Coastal resilienceRethinking coastal planning approaches
The sound of waves, an ocean view, a beach at your doorstep — these might define the ultimate lifestyle choice. But who will pay for the sea wall to keep those seaside mansions and holiday homes safe as sea levels rise? What about public beach access? And how long would it provide protection anyway? Are there other options we can explore to realize the many benefits of our coasts in an era of climate change? Rising sea levels and other climate change effects are forcing a major re-think of coastal planning approaches, says a natural hazards planning expert.
The sound of waves, an ocean view, a beach at your doorstep — these might define the ultimate lifestyle choice. But who will pay for the sea wall to keep those seaside mansions and holiday homes safe as sea levels rise? What about public beach access? And how long would it provide protection anyway?
Are there other options we can explore to realize the many benefits of our coasts in an era of climate change?
Rising sea levels and other climate change effects are forcing a major re-think of coastal planning approaches here and abroad, says Massey University of New Zealandnatural hazards planning expert Professor Bruce Glavovic.
The recent devastation in Vanuatu by what has been described as the worst tropical cyclone ever to hit the Pacific is another timely reminder of the extent of damage wrought by weather extremes, says the co-editor and contributing writer of Climate Change and the Coast: Building Resilient Communities(CRC Press, 2015).
A Massey University release reportsthat the new solutions-focused book highlights the need for New Zealand communities and councils to adapt, to be more “nimble” in devising legislation and planning provisions, and to embrace new concepts such as “adaptive pathways” and “managed retreat” — or long-term re-location of housing away from exposed coastal sites — in the face of a changing climate.
The concept of “reflexive adaptation” is introduced — capturing the principle of critical self-reflection and self-correction as coastal communities deal with change, uncertainty, surprise and contestation.

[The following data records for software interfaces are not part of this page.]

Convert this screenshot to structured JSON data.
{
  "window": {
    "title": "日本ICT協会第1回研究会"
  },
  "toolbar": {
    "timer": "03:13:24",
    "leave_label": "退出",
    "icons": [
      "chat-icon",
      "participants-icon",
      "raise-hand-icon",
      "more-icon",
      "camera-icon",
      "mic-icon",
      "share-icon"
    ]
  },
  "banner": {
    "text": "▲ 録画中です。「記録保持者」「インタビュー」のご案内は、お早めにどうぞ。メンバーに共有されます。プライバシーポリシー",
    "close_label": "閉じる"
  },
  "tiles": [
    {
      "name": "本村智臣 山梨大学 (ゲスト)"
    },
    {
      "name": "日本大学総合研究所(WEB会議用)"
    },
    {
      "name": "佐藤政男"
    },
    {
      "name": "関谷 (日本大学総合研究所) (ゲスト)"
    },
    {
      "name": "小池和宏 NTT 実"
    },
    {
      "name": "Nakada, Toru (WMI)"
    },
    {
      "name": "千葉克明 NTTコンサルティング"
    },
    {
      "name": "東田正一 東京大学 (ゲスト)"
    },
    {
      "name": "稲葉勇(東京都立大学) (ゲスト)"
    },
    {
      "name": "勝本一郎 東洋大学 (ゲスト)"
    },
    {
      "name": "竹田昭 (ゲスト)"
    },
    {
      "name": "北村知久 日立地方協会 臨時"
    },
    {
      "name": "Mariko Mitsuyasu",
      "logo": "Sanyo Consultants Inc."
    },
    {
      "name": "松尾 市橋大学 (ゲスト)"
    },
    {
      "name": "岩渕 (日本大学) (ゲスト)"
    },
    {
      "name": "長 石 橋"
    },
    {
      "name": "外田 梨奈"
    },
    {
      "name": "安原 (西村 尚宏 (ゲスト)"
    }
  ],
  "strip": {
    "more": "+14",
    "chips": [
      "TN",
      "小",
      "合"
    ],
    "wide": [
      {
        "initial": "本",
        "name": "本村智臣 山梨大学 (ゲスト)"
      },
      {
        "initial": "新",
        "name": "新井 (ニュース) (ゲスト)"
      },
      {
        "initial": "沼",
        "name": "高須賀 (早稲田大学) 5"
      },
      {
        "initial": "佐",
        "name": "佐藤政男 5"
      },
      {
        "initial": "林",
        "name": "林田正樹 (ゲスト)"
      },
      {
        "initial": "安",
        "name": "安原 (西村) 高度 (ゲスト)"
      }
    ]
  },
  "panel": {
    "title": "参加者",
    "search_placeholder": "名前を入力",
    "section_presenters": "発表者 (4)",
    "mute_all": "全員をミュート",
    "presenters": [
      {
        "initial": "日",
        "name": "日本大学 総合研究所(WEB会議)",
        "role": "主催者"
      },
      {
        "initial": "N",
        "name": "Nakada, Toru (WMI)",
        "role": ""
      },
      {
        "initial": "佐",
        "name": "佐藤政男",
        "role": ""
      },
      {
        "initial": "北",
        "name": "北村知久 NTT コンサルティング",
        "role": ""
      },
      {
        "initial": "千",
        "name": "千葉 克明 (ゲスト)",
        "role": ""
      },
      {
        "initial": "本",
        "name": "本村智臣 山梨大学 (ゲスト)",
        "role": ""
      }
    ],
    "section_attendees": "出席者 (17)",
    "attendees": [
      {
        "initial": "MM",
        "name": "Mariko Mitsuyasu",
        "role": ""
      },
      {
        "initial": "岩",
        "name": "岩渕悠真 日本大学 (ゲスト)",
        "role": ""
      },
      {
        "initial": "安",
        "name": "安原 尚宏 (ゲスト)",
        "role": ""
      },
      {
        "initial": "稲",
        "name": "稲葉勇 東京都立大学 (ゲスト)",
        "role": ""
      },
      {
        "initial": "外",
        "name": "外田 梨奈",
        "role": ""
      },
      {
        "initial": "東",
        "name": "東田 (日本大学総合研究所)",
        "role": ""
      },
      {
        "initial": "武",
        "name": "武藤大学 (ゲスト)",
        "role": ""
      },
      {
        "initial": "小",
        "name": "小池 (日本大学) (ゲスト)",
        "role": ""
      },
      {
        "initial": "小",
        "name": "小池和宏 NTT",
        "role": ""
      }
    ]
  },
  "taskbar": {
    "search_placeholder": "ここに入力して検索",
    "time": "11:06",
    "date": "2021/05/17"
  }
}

These are among ideas canvassed in the book, which explores the potential impact of climate change on millions of coastal dwellers globally — including case studies in Auckland’s Mission Bay and Kawakawa Bay. It draws lessons from twenty-first century coastal management experiences across the globe, from settings as diverse as New Zealand, Australia, Britain, southern Africa, the Maldives, Bangladesh, and Vietnam.
Contributing international writers from diverse disciplines assess what measures governments, councils and communities are taking, or not, in the face of climate change impacts that compound already pervasive impacts resulting from rapid population growth and development intensification.
Realizing the benefits of living at the coast in a changing climate requires “flexible and adaptive governance arrangements to allow us to make informed decisions as things unfold,” says Professor Glavovic, based at the School of People, Environment and Planning at the Manawatū campus.
“The impacts, risk, costs and benefits of alternative pathways are not evenly distributed and preferred solutions will be highly contested,” he says.
So what are the mechanisms in our planning and legal systems that allow us to air these issues, and to discuss and think creatively about charting the best possible pathway for coastal communities?
“There is a real need for leadership at a national level, and active and authentic engagement of local communities to develop solutions that build adaptive capacity, resilience and sustainability,” Professor Glavovic says.
He says the book aims to provide practical guidance, based on real-world experience, to people involved in coastal community planning and decision-making — from infrastructure engineers, community development workers, planners and public administrators to coastal scientists and elected officials.
“The reality is that our coasts are incredibly valuable, treasured and special places — not just in New Zealand but around the world, so they attract people,” he says.
“They are also places that are layered with risk because of storms, flooding, and various naturally occurring processes. And because we literally want to live on the beach, in an era of climate change some of these hazards are becoming more pronounced: the coast is the front line of climate change.
“If we don’t find practical and effective ways to deal with climate change at the coast, we’re not going to deal with it very well elsewhere.”